Two Cardiff men have been big news lately, their faces captured on a video enticing other young Muslim men to join in the fight in Syria. Reyaad Khan (20) and his friend Nasser Muthana also 20, have been missing since late last year, and now according to Nasser’s father, his 17-year-old son Aseel is also missing, believed to have joined his brother and become Syrian Foreign Fighter. This latest event of extremism added to a growing list of terrorist related activity in the Welsh capital.
As someone whose job it is to deal the outcomes of terrorism, I have been watching how the Syrian Foreign Fighter phenomenon has unfolded, whilst closely listening to the rhetoric from security and terrorism experts, who are advocating that the phenomenon – which started in 2011 with the uprising against the Assad regime – is now the most salient threat to British national security.
There is very little research on the Foreign Fighter phenomenon, but one thing that we do know that it’s not new. British Muslim men have been answering the call to jihad in many different countries over the years, fighting in Somalia, Kosovo, Bosnia and of course Afghanistan.
Thomas Hegghammer – a Norwegian terrorism expert – found in his research, that most young Muslim men prefer to fight abroad rather than cause terrorism in their home countries. However his evidence further suggests that of those that do fight abroad, 11% take part in domestic terrorism on their return.
No one knows how many British men are in the Levant fighting with ISIS and Al Nusra Brigade. Figures vary, but the most recent is 500, so if we assume that Hegghammer’s figure are correct, this equates to 55 terrorists living amongst us.
Another aspect of Foreign Fighter influence is their technical ability. In order to fight you need to be trained, so we can assume that Foreign Fighters have at least a basic knowledge of weapons, military tactics and explosives. Considering that the majority of terrorist attacks in the UK over the last decade have been either foiled, or have failed, this new variable of trained terrorists amongst us, will naturally add effectiveness of any potential attacks, with potentially devastating consequences.
The reason for this current surge in Foreign Fighters is radicalisation, the process whereby impressionable individuals are turned into extremists that carry out jihadist violence. There are no givens in how people become radicalised, however it is generally accepted that an individuals journey starts with an idea, which is built on by external sources – such as the internet, confirmed and added to by contact with social groups – at the mosque or other communal meeting places, with the tipping point, being full emersion by receiving training and then going onto fight.

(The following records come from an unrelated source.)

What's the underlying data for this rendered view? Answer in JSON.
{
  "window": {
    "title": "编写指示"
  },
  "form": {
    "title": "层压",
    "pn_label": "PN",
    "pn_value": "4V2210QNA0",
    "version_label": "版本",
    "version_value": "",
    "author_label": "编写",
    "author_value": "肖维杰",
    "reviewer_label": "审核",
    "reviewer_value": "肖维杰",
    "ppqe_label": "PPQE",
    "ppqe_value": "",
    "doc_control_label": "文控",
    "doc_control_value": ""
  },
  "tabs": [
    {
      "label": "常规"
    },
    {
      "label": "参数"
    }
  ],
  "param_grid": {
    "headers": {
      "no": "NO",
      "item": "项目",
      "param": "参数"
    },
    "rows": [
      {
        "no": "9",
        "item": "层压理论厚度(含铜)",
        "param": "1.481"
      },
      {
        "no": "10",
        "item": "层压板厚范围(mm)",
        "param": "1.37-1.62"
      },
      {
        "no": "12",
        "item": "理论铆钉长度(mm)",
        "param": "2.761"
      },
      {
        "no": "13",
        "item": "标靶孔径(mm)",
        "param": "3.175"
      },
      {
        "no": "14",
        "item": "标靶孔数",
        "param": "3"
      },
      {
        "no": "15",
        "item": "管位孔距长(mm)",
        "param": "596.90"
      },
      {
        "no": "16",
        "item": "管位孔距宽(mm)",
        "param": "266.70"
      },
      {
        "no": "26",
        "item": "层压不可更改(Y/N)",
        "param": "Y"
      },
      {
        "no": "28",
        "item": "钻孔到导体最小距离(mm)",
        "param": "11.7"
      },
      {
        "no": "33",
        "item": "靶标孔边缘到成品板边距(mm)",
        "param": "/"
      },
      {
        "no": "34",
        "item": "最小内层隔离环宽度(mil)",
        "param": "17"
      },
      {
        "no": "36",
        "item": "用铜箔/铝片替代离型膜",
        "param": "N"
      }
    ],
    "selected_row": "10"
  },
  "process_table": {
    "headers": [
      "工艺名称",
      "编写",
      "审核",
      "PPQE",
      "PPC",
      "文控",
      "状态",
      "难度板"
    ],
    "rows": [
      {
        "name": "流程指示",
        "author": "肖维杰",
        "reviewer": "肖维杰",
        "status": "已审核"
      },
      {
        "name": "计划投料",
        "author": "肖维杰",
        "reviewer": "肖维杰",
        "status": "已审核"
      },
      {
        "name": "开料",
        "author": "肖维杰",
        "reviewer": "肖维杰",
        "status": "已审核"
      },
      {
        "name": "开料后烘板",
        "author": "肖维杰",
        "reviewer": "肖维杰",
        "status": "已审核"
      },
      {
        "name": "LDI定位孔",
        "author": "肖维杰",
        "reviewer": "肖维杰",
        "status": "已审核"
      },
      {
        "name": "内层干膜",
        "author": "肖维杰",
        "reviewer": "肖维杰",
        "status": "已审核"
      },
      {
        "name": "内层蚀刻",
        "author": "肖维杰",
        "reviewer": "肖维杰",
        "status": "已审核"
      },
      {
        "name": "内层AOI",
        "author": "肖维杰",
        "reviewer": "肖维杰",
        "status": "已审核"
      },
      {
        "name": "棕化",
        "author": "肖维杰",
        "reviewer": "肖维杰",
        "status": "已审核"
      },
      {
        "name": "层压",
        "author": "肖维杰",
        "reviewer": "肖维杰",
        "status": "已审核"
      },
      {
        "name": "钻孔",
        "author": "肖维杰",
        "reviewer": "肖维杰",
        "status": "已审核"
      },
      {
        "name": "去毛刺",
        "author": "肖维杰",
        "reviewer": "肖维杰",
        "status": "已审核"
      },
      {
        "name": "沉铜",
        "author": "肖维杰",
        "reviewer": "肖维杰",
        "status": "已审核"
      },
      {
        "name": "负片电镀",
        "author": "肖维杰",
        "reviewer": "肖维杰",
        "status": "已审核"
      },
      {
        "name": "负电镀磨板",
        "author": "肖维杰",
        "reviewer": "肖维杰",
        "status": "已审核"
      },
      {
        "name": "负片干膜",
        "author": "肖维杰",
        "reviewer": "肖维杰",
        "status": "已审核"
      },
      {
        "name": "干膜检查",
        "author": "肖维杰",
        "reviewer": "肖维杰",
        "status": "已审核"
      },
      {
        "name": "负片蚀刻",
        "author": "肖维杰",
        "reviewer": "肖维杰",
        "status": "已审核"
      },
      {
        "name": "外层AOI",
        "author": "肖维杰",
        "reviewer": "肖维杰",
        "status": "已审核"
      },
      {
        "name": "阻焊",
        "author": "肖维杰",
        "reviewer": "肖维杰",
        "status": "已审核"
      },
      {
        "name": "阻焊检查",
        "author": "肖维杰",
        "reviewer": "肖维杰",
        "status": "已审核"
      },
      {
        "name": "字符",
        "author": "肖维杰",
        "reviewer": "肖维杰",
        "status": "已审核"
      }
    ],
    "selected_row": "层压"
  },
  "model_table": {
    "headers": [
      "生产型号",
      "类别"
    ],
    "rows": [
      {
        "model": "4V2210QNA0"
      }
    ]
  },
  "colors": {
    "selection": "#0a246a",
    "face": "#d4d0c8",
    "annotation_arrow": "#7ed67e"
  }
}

Radicalisation in the UK is nothing new. Some notorious Muslim clerics have continually preached their violent Salafist and Tacfiri versions of Islam, in British mosques for decades, they have ‘talked the talk’. But the proximity of Syria, and the ability of young men to interact via social media with those that youngsters in the Islamic community see as hero’s, have given many the opportunity to now ‘walk the walk’.
The knee jerk reaction – the one followed by most politicians – is to lock up these young men. But experts in counterterrorism (CT) are not so sure. The biggest ally that CT has, is the collection of good reliable intelligence, the outcome of which is more foiled plots. Punishment, or a perception of victimisation to members of a Muslim community – already suggested by some as suffering with paranoia – could well result in valuable intelligence being lost as support is withdrawn, or at best reduced.
So what must we do to stop this ever growing list of terrorist related activity in the Welsh capital, and other cities and towns within the UK with Muslims communities?
It boils down to counterterrorism, a term that conjures up high speed car chases, dawn raids and lots of guns, however these actions deal with the symptoms of the disease and not the cause. Used holistically CT has a far softer application. For example, in tackling the Taliban in Helmand, Province, Afghanistan, my colleagues and I had to establish the reasons why men joined the insurgent group. We found that there was little religious motivation, they did so out of necessity to support their families. The Taliban were paying $10 a day, and that was the only source of income in the area. Our answer was to provide jobs, and in doing so we reduced Taliban control.
I have talked to Muslims activists who are heavily involved in fighting radicalisation. Their answer is to ‘deny the radicals the narrative they use for justification for their actions’ – the narrative in question being Islam, the Quran and their violent interpretation of its message. This type of action is CT at its best, but it will take a far larger effort by the wider Muslim community to ensure that radicalisation is stamped out.
In the mean time, Cardiff has a growing problem, as the instigators of radicalisation – who are still at large – are allowed to spread their extremist, violent views on young, impressionable and vulnerable ears.